It’s a perfect blend of all the right elements – humor, history, politics, ambition, adventure, excitement, survival, and compassion, and a great story that is contained completely within the three books, with a sense of finality to it, even though you want it to go on and on. I kept rereading the last few chapters because I couldn’t believe it was over, something that I haven’t done with a book in a long time.

Ok, now someone else should go read it already so I can pour my heart out. Waah.

My copy: Book 1 paperback upgraded into a hardcover with dustjacket (mooched from the US); Book 2 paperback upgraded into a hardcover without a dustjacket (mooched) then into a hardcover with a dustjacket (mooched again); book 3 hardcover with dustjacket from Powerbooks VIP sale. All US edition (Hyperion/Miramax). Paperback copies of Books 1 & 2 will be passed on to a moocher in Japan (wired_lain!) and the naked hardcover to Flipper friend Cecille.

My rating: Book 1, 5/5 stars; Book 2, 4/5 stars; Book 3, 5/5 stars. Series, 5/5 stars

The Thirteenth Tale by Diane Setterfield

Diane Setterfield’s The Thirteenth Tale is a treat for book lovers everywhere. It’s a present-day gothic novel with rich characters, family secrets, and cunning stories.
Margaret Lea is an avid reader, especially of old novels and journals. A bookseller’s daughter, she practically grew up in her dad’s antiquarian bookstore, and dabbles in writing biographies of people long dead, people who come alive in the books she reads.

One day she receives a letter from Vida Winter, a famous yet reclusive writer whose life is shrouded in mystery — all the existing accounts of her life are different yarns she has spun at her whim. She has never told the truth about her life, until now, when she decided to contact Margaret to write her biography.

Margaret has never read Vida Winter’s work, and she is hesitant. She searches the bookstore’s shelves for a first edition of Vida Winter’s book, Thirteen Tales of Change and Desperation. She reads the book and is gripped by the first twelve tales, and when she turns the next page, she discovers that the thirteenth tale is missing.

Determined to find out about the thirteenth tale and the truth to Vida Winter’s life, Margaret Lea decides to accept the project. Vida Winter tells Margaret a haunting tale about an estate in the moors, twin girls, a governess and a ghost. As the dying author’s story unfolds, Margaret’s own family secrets surface, and she comes face to face with the past that has always haunted her.

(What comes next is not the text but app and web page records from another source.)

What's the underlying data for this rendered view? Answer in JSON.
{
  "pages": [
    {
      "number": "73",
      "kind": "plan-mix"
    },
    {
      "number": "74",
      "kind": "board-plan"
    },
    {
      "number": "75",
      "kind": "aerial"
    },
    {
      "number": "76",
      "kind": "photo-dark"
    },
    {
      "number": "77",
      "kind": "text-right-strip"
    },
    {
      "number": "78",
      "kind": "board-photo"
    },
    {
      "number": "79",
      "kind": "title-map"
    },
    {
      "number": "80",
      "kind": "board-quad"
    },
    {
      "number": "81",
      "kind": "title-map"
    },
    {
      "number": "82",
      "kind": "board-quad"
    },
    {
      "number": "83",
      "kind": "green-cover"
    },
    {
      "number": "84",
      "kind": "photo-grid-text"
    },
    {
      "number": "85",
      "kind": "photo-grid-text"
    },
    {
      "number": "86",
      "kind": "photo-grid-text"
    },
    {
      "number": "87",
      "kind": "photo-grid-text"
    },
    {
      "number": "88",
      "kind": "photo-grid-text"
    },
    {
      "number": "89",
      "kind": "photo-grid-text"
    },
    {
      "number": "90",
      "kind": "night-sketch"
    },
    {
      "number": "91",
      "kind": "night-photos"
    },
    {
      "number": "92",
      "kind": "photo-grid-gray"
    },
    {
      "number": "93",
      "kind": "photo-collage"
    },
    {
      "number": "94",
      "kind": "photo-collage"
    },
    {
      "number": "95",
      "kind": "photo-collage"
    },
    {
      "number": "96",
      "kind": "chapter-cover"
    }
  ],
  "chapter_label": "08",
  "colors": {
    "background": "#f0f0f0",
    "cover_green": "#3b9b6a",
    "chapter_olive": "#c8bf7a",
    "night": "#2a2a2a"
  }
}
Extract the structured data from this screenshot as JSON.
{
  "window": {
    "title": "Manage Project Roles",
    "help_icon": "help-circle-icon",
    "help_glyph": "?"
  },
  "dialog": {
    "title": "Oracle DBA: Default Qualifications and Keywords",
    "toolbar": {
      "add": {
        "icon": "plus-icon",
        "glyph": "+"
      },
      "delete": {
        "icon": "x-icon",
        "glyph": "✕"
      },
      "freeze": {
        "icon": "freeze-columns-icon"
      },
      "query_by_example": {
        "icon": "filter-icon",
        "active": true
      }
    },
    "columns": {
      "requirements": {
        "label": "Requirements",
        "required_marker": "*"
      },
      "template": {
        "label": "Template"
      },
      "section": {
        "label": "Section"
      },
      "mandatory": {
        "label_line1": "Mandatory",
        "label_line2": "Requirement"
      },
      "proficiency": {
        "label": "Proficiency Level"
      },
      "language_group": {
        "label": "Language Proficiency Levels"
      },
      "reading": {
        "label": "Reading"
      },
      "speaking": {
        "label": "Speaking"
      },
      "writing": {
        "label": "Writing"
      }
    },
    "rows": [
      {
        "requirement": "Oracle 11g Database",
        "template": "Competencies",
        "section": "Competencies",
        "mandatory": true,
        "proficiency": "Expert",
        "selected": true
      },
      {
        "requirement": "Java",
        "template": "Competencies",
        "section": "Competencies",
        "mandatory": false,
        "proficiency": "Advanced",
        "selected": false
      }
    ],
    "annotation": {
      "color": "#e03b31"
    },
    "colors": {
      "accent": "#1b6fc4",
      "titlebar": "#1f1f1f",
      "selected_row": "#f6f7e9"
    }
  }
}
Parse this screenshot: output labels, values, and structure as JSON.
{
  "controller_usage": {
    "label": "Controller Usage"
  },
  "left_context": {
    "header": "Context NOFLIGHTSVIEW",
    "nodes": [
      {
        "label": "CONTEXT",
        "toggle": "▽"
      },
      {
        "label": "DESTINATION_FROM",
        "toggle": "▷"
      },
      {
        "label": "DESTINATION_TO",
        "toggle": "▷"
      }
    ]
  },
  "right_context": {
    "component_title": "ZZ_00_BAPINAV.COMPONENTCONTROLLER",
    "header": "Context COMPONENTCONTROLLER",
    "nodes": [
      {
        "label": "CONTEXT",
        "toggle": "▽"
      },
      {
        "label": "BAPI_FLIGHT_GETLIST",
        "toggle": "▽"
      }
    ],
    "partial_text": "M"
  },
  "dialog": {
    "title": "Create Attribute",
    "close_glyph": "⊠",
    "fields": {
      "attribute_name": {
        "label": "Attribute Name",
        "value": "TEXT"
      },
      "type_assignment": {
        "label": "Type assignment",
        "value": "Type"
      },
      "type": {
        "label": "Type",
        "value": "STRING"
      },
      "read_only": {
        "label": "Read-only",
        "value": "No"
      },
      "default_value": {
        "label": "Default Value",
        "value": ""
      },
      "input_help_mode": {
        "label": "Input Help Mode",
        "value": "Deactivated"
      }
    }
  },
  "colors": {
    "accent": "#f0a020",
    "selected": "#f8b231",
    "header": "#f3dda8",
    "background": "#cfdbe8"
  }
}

Very very interesting :)


My copy: trade paperback (bought full-price at Powerbooks) upgraded into a hardcover with dustjacket (from the NBS hardbound sale)

My rating: 4/5 stars